-- Data to examine follows --

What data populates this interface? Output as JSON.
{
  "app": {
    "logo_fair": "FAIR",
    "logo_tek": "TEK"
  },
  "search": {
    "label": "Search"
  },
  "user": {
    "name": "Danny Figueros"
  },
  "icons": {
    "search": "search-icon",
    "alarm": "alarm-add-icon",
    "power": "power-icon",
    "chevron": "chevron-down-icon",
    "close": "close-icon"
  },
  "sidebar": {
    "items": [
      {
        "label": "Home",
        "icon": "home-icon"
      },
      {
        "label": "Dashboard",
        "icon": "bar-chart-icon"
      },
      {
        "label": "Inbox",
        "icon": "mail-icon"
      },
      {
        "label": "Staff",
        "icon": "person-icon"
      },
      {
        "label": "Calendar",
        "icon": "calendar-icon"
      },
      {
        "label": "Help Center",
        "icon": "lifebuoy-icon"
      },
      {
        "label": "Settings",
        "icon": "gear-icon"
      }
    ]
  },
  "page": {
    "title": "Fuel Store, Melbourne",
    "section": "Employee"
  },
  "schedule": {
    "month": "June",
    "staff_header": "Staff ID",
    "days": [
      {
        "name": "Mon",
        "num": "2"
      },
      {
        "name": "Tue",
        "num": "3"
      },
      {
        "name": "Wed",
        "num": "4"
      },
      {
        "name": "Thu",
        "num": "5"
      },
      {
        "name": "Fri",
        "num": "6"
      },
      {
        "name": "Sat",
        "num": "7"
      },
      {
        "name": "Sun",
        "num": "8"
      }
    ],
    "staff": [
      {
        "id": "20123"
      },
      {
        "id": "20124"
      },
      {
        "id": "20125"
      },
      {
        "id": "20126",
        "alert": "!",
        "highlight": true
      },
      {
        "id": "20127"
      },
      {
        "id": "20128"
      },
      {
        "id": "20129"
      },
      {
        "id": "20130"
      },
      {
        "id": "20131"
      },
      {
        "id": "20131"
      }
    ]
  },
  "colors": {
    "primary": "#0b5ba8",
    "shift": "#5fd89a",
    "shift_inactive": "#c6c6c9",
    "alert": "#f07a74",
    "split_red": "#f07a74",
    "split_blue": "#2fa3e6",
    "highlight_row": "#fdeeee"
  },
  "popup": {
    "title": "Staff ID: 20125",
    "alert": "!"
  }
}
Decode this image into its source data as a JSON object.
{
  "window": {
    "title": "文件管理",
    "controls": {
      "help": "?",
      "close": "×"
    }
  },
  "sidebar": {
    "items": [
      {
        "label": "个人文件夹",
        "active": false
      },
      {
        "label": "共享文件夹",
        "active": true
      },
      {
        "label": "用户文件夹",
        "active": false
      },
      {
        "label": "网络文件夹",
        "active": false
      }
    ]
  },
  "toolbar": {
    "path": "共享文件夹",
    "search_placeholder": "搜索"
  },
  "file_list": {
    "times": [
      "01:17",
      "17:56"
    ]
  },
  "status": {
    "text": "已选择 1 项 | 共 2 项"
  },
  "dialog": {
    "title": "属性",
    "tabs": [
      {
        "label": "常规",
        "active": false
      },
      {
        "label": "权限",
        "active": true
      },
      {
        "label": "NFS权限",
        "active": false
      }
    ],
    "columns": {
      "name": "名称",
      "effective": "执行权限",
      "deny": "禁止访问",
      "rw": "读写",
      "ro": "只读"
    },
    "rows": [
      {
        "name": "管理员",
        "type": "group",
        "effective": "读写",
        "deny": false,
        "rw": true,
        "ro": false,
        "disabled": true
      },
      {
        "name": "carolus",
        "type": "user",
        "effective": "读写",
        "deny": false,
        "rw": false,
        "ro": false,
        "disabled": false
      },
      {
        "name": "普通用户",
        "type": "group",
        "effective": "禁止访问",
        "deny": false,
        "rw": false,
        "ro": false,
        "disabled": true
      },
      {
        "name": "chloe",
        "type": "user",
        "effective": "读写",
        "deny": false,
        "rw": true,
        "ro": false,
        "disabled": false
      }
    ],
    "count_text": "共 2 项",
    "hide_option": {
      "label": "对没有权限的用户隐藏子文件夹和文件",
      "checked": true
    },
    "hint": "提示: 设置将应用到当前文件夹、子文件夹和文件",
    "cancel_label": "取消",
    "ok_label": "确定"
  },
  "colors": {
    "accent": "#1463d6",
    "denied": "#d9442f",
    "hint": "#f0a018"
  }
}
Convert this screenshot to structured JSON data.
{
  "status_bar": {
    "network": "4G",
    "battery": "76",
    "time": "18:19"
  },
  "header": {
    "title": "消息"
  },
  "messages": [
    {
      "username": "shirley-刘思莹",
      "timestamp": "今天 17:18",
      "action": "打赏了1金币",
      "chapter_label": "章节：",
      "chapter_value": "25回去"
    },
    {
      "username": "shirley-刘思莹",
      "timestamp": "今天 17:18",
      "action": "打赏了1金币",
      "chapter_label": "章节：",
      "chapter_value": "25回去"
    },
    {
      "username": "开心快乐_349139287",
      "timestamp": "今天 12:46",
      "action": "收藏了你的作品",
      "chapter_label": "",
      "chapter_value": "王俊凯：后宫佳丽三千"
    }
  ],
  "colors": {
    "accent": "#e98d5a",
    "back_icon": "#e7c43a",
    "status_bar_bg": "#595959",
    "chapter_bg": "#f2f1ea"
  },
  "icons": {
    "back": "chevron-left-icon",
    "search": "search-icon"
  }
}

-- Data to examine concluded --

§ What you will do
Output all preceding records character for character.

§ Written reply
What data populates this interface? Output as JSON.
{
  "app": {
    "logo_fair": "FAIR",
    "logo_tek": "TEK"
  },
  "search": {
    "label": "Search"
  },
  "user": {
    "name": "Danny Figueros"
  },
  "icons": {
    "search": "search-icon",
    "alarm": "alarm-add-icon",
    "power": "power-icon",
    "chevron": "chevron-down-icon",
    "close": "close-icon"
  },
  "sidebar": {
    "items": [
      {
        "label": "Home",
        "icon": "home-icon"
      },
      {
        "label": "Dashboard",
        "icon": "bar-chart-icon"
      },
      {
        "label": "Inbox",
        "icon": "mail-icon"
      },
      {
        "label": "Staff",
        "icon": "person-icon"
      },
      {
        "label": "Calendar",
        "icon": "calendar-icon"
      },
      {
        "label": "Help Center",
        "icon": "lifebuoy-icon"
      },
      {
        "label": "Settings",
        "icon": "gear-icon"
      }
    ]
  },
  "page": {
    "title": "Fuel Store, Melbourne",
    "section": "Employee"
  },
  "schedule": {
    "month": "June",
    "staff_header": "Staff ID",
    "days": [
      {
        "name": "Mon",
        "num": "2"
      },
      {
        "name": "Tue",
        "num": "3"
      },
      {
        "name": "Wed",
        "num": "4"
      },
      {
        "name": "Thu",
        "num": "5"
      },
      {
        "name": "Fri",
        "num": "6"
      },
      {
        "name": "Sat",
        "num": "7"
      },
      {
        "name": "Sun",
        "num": "8"
      }
    ],
    "staff": [
      {
        "id": "20123"
      },
      {
        "id": "20124"
      },
      {
        "id": "20125"
      },
      {
        "id": "20126",
        "alert": "!",
        "highlight": true
      },
      {
        "id": "20127"
      },
      {
        "id": "20128"
      },
      {
        "id": "20129"
      },
      {
        "id": "20130"
      },
      {
        "id": "20131"
      },
      {
        "id": "20131"
      }
    ]
  },
  "colors": {
    "primary": "#0b5ba8",
    "shift": "#5fd89a",
    "shift_inactive": "#c6c6c9",
    "alert": "#f07a74",
    "split_red": "#f07a74",
    "split_blue": "#2fa3e6",
    "highlight_row": "#fdeeee"
  },
  "popup": {
    "title": "Staff ID: 20125",
    "alert": "!"
  }
}
Decode this image into its source data as a JSON object.
{
  "window": {
    "title": "文件管理",
    "controls": {
      "help": "?",
      "close": "×"
    }
  },
  "sidebar": {
    "items": [
      {
        "label": "个人文件夹",
        "active": false
      },
      {
        "label": "共享文件夹",
        "active": true
      },
      {
        "label": "用户文件夹",
        "active": false
      },
      {
        "label": "网络文件夹",
        "active": false
      }
    ]
  },
  "toolbar": {
    "path": "共享文件夹",
    "search_placeholder": "搜索"
  },
  "file_list": {
    "times": [
      "01:17",
      "17:56"
    ]
  },
  "status": {
    "text": "已选择 1 项 | 共 2 项"
  },
  "dialog": {
    "title": "属性",
    "tabs": [
      {
        "label": "常规",
        "active": false
      },
      {
        "label": "权限",
        "active": true
      },
      {
        "label": "NFS权限",
        "active": false
      }
    ],
    "columns": {
      "name": "名称",
      "effective": "执行权限",
      "deny": "禁止访问",
      "rw": "读写",
      "ro": "只读"
    },
    "rows": [
      {
        "name": "管理员",
        "type": "group",
        "effective": "读写",
        "deny": false,
        "rw": true,
        "ro": false,
        "disabled": true
      },
      {
        "name": "carolus",
        "type": "user",
        "effective": "读写",
        "deny": false,
        "rw": false,
        "ro": false,
        "disabled": false
      },
      {
        "name": "普通用户",
        "type": "group",
        "effective": "禁止访问",
        "deny": false,
        "rw": false,
        "ro": false,
        "disabled": true
      },
      {
        "name": "chloe",
        "type": "user",
        "effective": "读写",
        "deny": false,
        "rw": true,
        "ro": false,
        "disabled": false
      }
    ],
    "count_text": "共 2 项",
    "hide_option": {
      "label": "对没有权限的用户隐藏子文件夹和文件",
      "checked": true
    },
    "hint": "提示: 设置将应用到当前文件夹、子文件夹和文件",
    "cancel_label": "取消",
    "ok_label": "确定"
  },
  "colors": {
    "accent": "#1463d6",
    "denied": "#d9442f",
    "hint": "#f0a018"
  }
}
Convert this screenshot to structured JSON data.
{
  "status_bar": {
    "network": "4G",
    "battery": "76",
    "time": "18:19"
  },
  "header": {
    "title": "消息"
  },
  "messages": [
    {
      "username": "shirley-刘思莹",
      "timestamp": "今天 17:18",
      "action": "打赏了1金币",
      "chapter_label": "章节：",
      "chapter_value": "25回去"
    },
    {
      "username": "shirley-刘思莹",
      "timestamp": "今天 17:18",
      "action": "打赏了1金币",
      "chapter_label": "章节：",
      "chapter_value": "25回去"
    },
    {
      "username": "开心快乐_349139287",
      "timestamp": "今天 12:46",
      "action": "收藏了你的作品",
      "chapter_label": "",
      "chapter_value": "王俊凯：后宫佳丽三千"
    }
  ],
  "colors": {
    "accent": "#e98d5a",
    "back_icon": "#e7c43a",
    "status_bar_bg": "#595959",
    "chapter_bg": "#f2f1ea"
  },
  "icons": {
    "back": "chevron-left-icon",
    "search": "search-icon"
  }
}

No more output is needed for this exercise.